**Saved data entries**
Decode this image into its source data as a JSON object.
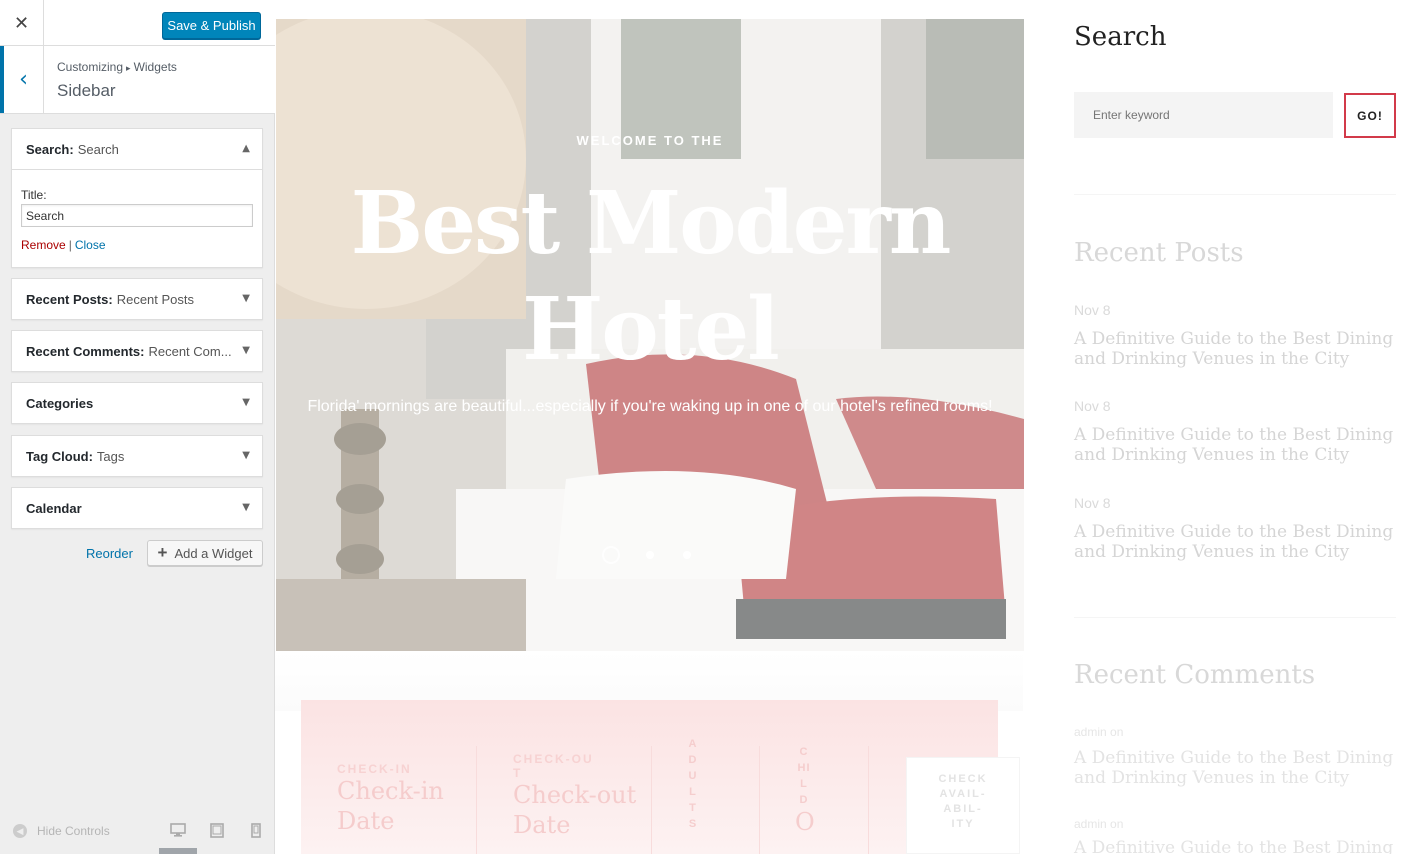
{
  "customizer": {
    "close_icon": "close-icon",
    "save_label": "Save & Publish",
    "breadcrumb_root": "Customizing",
    "breadcrumb_sep": "▸",
    "breadcrumb_leaf": "Widgets",
    "section_title": "Sidebar",
    "widgets": [
      {
        "type": "Search:",
        "name": "Search",
        "expanded": true
      },
      {
        "type": "Recent Posts:",
        "name": "Recent Posts"
      },
      {
        "type": "Recent Comments:",
        "name": "Recent Com..."
      },
      {
        "type": "Categories",
        "name": ""
      },
      {
        "type": "Tag Cloud:",
        "name": "Tags"
      },
      {
        "type": "Calendar",
        "name": ""
      }
    ],
    "search_form": {
      "title_label": "Title:",
      "title_value": "Search",
      "remove_label": "Remove",
      "separator": "|",
      "close_label": "Close"
    },
    "reorder_label": "Reorder",
    "add_widget_label": "Add a Widget",
    "hide_controls_label": "Hide Controls",
    "colors": {
      "primary": "#0085ba",
      "accent": "#0073aa",
      "danger": "#a00000"
    }
  },
  "preview": {
    "hero": {
      "kicker": "WELCOME TO THE",
      "title_line1": "Best Modern",
      "title_line2": "Hotel",
      "subtitle": "Florida' mornings are beautiful...especially if you're waking up in one of our hotel's refined rooms!",
      "slides": 3,
      "active_slide": 1
    },
    "booking": {
      "checkin_label": "CHECK-IN",
      "checkin_value_1": "Check-in",
      "checkin_value_2": "Date",
      "checkout_label_1": "CHECK-OU",
      "checkout_label_2": "T",
      "checkout_value_1": "Check-out",
      "checkout_value_2": "Date",
      "adults_letters": [
        "A",
        "D",
        "U",
        "L",
        "T",
        "S"
      ],
      "child_letters": [
        "C",
        "HI",
        "L",
        "D"
      ],
      "child_value": "O",
      "check_lines": [
        "CHECK",
        "AVAIL-",
        "ABIL-",
        "ITY"
      ]
    },
    "sidebar": {
      "search_heading": "Search",
      "search_placeholder": "Enter keyword",
      "go_label": "GO!",
      "recent_posts_heading": "Recent Posts",
      "posts": [
        {
          "date": "Nov 8",
          "title": "A Definitive Guide to the Best Dining and Drinking Venues in the City"
        },
        {
          "date": "Nov 8",
          "title": "A Definitive Guide to the Best Dining and Drinking Venues in the City"
        },
        {
          "date": "Nov 8",
          "title": "A Definitive Guide to the Best Dining and Drinking Venues in the City"
        }
      ],
      "recent_comments_heading": "Recent Comments",
      "comments": [
        {
          "meta": "admin on",
          "title": "A Definitive Guide to the Best Dining and Drinking Venues in the City"
        },
        {
          "meta": "admin on",
          "title": "A Definitive Guide to the Best Dining and Drinking Venues in the City"
        }
      ],
      "go_border_color": "#d23a4a"
    }
  }
}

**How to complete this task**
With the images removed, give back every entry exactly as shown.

**Written answer**
Decode this image into its source data as a JSON object.
{
  "customizer": {
    "close_icon": "close-icon",
    "save_label": "Save & Publish",
    "breadcrumb_root": "Customizing",
    "breadcrumb_sep": "▸",
    "breadcrumb_leaf": "Widgets",
    "section_title": "Sidebar",
    "widgets": [
      {
        "type": "Search:",
        "name": "Search",
        "expanded": true
      },
      {
        "type": "Recent Posts:",
        "name": "Recent Posts"
      },
      {
        "type": "Recent Comments:",
        "name": "Recent Com..."
      },
      {
        "type": "Categories",
        "name": ""
      },
      {
        "type": "Tag Cloud:",
        "name": "Tags"
      },
      {
        "type": "Calendar",
        "name": ""
      }
    ],
    "search_form": {
      "title_label": "Title:",
      "title_value": "Search",
      "remove_label": "Remove",
      "separator": "|",
      "close_label": "Close"
    },
    "reorder_label": "Reorder",
    "add_widget_label": "Add a Widget",
    "hide_controls_label": "Hide Controls",
    "colors": {
      "primary": "#0085ba",
      "accent": "#0073aa",
      "danger": "#a00000"
    }
  },
  "preview": {
    "hero": {
      "kicker": "WELCOME TO THE",
      "title_line1": "Best Modern",
      "title_line2": "Hotel",
      "subtitle": "Florida' mornings are beautiful...especially if you're waking up in one of our hotel's refined rooms!",
      "slides": 3,
      "active_slide": 1
    },
    "booking": {
      "checkin_label": "CHECK-IN",
      "checkin_value_1": "Check-in",
      "checkin_value_2": "Date",
      "checkout_label_1": "CHECK-OU",
      "checkout_label_2": "T",
      "checkout_value_1": "Check-out",
      "checkout_value_2": "Date",
      "adults_letters": [
        "A",
        "D",
        "U",
        "L",
        "T",
        "S"
      ],
      "child_letters": [
        "C",
        "HI",
        "L",
        "D"
      ],
      "child_value": "O",
      "check_lines": [
        "CHECK",
        "AVAIL-",
        "ABIL-",
        "ITY"
      ]
    },
    "sidebar": {
      "search_heading": "Search",
      "search_placeholder": "Enter keyword",
      "go_label": "GO!",
      "recent_posts_heading": "Recent Posts",
      "posts": [
        {
          "date": "Nov 8",
          "title": "A Definitive Guide to the Best Dining and Drinking Venues in the City"
        },
        {
          "date": "Nov 8",
          "title": "A Definitive Guide to the Best Dining and Drinking Venues in the City"
        },
        {
          "date": "Nov 8",
          "title": "A Definitive Guide to the Best Dining and Drinking Venues in the City"
        }
      ],
      "recent_comments_heading": "Recent Comments",
      "comments": [
        {
          "meta": "admin on",
          "title": "A Definitive Guide to the Best Dining and Drinking Venues in the City"
        },
        {
          "meta": "admin on",
          "title": "A Definitive Guide to the Best Dining and Drinking Venues in the City"
        }
      ],
      "go_border_color": "#d23a4a"
    }
  }
}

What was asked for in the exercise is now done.